You'll recall there was a problem in our No Child Left Behind NECAP testing this year -- a proctor apparently incorrectly filled in some bubbles which resulted in three SPED kids getting zero scores.  The reading scores of these three children have big implications for the district as making AYP in reading among the educational disability cohort is an essential step towards Mast Way losing its SINI label.     Principal Gallo has been trying to correct these three scores for some time. She recently officially appealed the result.   I must admit I was doubtful that she could persuade the state bureaucracy.

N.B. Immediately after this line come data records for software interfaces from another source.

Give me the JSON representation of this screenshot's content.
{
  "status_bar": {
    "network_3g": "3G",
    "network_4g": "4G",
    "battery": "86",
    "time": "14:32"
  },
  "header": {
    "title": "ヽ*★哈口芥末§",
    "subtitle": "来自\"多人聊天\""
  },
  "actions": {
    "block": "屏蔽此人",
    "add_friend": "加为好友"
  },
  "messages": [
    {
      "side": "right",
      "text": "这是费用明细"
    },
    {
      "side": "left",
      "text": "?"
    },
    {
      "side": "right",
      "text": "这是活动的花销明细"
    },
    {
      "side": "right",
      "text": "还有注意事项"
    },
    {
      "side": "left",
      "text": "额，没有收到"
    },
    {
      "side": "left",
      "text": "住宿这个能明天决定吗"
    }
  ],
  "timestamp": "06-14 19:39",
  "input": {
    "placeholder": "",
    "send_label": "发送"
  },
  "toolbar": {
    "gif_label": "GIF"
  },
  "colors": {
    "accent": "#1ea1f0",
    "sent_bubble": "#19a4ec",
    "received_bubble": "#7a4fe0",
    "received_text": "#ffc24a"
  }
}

But the truth prevailed.   Mast Way won its appeal.  I'm guessing that Directors of Instruction Phyllis Schlichter and Danielle Bolduc were in on the effort as well.  Congratulations to all of them for a job well done.   Unfortunately they're all moving on soon.   I will miss them all.

Someone forwarded me this email, which seems OK to share:

Mast Way AYP (Adequate Yearly Progress on NECAP assessments)

The Mast Way staff recently learned that we won our AYP appeal for both mathematics and reading. When AYP results were announced last month, Mast Way's educational disability cohort had not make AYP in these two areas. Upon investigation, we discovered that three students had received zeroes for all parts of the testing due to data entry errors. Once we received the students' actual scores, we re-calculated our AYP status and determined that our educational disability cohort had indeed made AYP in both mathematics and reading. We submitted our appeal to an appeals committee consisting of NH educators, and Commissioner Virginia Barry ultimately approved it. Congratulations to the students and staff at Mast Way for attaining this lofty goal for all of our cohorts!  


Mast Way remains a SINI (School In Need of Improvement) because it has to make AYP two years in a row in its problem area (reading for the educational disability cohort) before it loses its SINI designation.    If Mast Way again makes AYP next year, it will no longer be a SINI.   With the lapsing of NCLB in 2014, I'm not sure what difference any of this makes.  If we're lucky, we may avoid some unpleasant consequences that come with additional years of being a SINI.

In last month's roundup I printed a table from the state which is now wrong.   Here I try to correct the table to reflect the result of the appeal (click to enlarge):

Congratulations, Mast Way!

- Dean